## What is being asked
Once the data has been read, restate all of it exactly.

## Study material
=======

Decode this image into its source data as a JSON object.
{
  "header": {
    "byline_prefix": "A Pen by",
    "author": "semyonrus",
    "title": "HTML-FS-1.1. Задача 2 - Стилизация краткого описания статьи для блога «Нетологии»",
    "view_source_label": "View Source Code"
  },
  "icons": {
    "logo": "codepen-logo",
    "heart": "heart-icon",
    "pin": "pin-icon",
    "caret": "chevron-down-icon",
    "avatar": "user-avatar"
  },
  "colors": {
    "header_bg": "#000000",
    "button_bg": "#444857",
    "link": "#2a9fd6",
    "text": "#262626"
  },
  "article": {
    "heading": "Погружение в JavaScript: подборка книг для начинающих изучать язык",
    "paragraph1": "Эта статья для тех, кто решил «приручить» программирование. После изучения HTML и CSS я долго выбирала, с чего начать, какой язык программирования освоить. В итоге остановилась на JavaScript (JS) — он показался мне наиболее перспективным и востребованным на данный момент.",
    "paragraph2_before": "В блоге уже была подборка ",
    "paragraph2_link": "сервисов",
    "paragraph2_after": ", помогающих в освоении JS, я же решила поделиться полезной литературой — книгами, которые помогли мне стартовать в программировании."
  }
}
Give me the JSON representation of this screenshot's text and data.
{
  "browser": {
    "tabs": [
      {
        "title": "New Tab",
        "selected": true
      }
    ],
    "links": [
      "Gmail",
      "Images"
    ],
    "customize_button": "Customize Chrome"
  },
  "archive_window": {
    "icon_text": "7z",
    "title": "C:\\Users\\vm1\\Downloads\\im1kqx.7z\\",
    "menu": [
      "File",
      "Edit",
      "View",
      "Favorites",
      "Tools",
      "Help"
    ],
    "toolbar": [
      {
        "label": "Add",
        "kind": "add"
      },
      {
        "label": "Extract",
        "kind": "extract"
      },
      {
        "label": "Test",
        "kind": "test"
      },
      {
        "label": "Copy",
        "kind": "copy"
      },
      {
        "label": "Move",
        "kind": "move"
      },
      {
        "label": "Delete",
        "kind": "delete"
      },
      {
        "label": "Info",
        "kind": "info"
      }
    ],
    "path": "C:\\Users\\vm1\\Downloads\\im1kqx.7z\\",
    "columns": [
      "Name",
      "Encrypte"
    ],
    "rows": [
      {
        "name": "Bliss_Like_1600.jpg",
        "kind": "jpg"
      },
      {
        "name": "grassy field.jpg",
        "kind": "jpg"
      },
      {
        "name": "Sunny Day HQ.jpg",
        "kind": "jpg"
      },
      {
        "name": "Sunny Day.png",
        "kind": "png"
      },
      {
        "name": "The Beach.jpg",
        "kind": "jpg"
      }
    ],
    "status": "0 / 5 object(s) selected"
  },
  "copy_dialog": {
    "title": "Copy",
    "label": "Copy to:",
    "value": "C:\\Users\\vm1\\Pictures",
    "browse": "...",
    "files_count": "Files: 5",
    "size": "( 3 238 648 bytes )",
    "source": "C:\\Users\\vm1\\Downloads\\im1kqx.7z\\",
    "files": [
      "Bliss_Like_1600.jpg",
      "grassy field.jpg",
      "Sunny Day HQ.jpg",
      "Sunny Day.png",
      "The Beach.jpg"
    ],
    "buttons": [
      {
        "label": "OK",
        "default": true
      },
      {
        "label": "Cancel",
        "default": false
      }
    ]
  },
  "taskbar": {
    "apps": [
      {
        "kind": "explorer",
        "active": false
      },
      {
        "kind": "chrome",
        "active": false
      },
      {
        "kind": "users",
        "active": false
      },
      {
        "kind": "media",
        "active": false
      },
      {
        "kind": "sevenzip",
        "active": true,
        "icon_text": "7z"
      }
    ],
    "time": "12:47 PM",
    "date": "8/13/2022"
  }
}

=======

## Solution
Decode this image into its source data as a JSON object.
{
  "header": {
    "byline_prefix": "A Pen by",
    "author": "semyonrus",
    "title": "HTML-FS-1.1. Задача 2 - Стилизация краткого описания статьи для блога «Нетологии»",
    "view_source_label": "View Source Code"
  },
  "icons": {
    "logo": "codepen-logo",
    "heart": "heart-icon",
    "pin": "pin-icon",
    "caret": "chevron-down-icon",
    "avatar": "user-avatar"
  },
  "colors": {
    "header_bg": "#000000",
    "button_bg": "#444857",
    "link": "#2a9fd6",
    "text": "#262626"
  },
  "article": {
    "heading": "Погружение в JavaScript: подборка книг для начинающих изучать язык",
    "paragraph1": "Эта статья для тех, кто решил «приручить» программирование. После изучения HTML и CSS я долго выбирала, с чего начать, какой язык программирования освоить. В итоге остановилась на JavaScript (JS) — он показался мне наиболее перспективным и востребованным на данный момент.",
    "paragraph2_before": "В блоге уже была подборка ",
    "paragraph2_link": "сервисов",
    "paragraph2_after": ", помогающих в освоении JS, я же решила поделиться полезной литературой — книгами, которые помогли мне стартовать в программировании."
  }
}
Give me the JSON representation of this screenshot's text and data.
{
  "browser": {
    "tabs": [
      {
        "title": "New Tab",
        "selected": true
      }
    ],
    "links": [
      "Gmail",
      "Images"
    ],
    "customize_button": "Customize Chrome"
  },
  "archive_window": {
    "icon_text": "7z",
    "title": "C:\\Users\\vm1\\Downloads\\im1kqx.7z\\",
    "menu": [
      "File",
      "Edit",
      "View",
      "Favorites",
      "Tools",
      "Help"
    ],
    "toolbar": [
      {
        "label": "Add",
        "kind": "add"
      },
      {
        "label": "Extract",
        "kind": "extract"
      },
      {
        "label": "Test",
        "kind": "test"
      },
      {
        "label": "Copy",
        "kind": "copy"
      },
      {
        "label": "Move",
        "kind": "move"
      },
      {
        "label": "Delete",
        "kind": "delete"
      },
      {
        "label": "Info",
        "kind": "info"
      }
    ],
    "path": "C:\\Users\\vm1\\Downloads\\im1kqx.7z\\",
    "columns": [
      "Name",
      "Encrypte"
    ],
    "rows": [
      {
        "name": "Bliss_Like_1600.jpg",
        "kind": "jpg"
      },
      {
        "name": "grassy field.jpg",
        "kind": "jpg"
      },
      {
        "name": "Sunny Day HQ.jpg",
        "kind": "jpg"
      },
      {
        "name": "Sunny Day.png",
        "kind": "png"
      },
      {
        "name": "The Beach.jpg",
        "kind": "jpg"
      }
    ],
    "status": "0 / 5 object(s) selected"
  },
  "copy_dialog": {
    "title": "Copy",
    "label": "Copy to:",
    "value": "C:\\Users\\vm1\\Pictures",
    "browse": "...",
    "files_count": "Files: 5",
    "size": "( 3 238 648 bytes )",
    "source": "C:\\Users\\vm1\\Downloads\\im1kqx.7z\\",
    "files": [
      "Bliss_Like_1600.jpg",
      "grassy field.jpg",
      "Sunny Day HQ.jpg",
      "Sunny Day.png",
      "The Beach.jpg"
    ],
    "buttons": [
      {
        "label": "OK",
        "default": true
      },
      {
        "label": "Cancel",
        "default": false
      }
    ]
  },
  "taskbar": {
    "apps": [
      {
        "kind": "explorer",
        "active": false
      },
      {
        "kind": "chrome",
        "active": false
      },
      {
        "kind": "users",
        "active": false
      },
      {
        "kind": "media",
        "active": false
      },
      {
        "kind": "sevenzip",
        "active": true,
        "icon_text": "7z"
      }
    ],
    "time": "12:47 PM",
    "date": "8/13/2022"
  }
}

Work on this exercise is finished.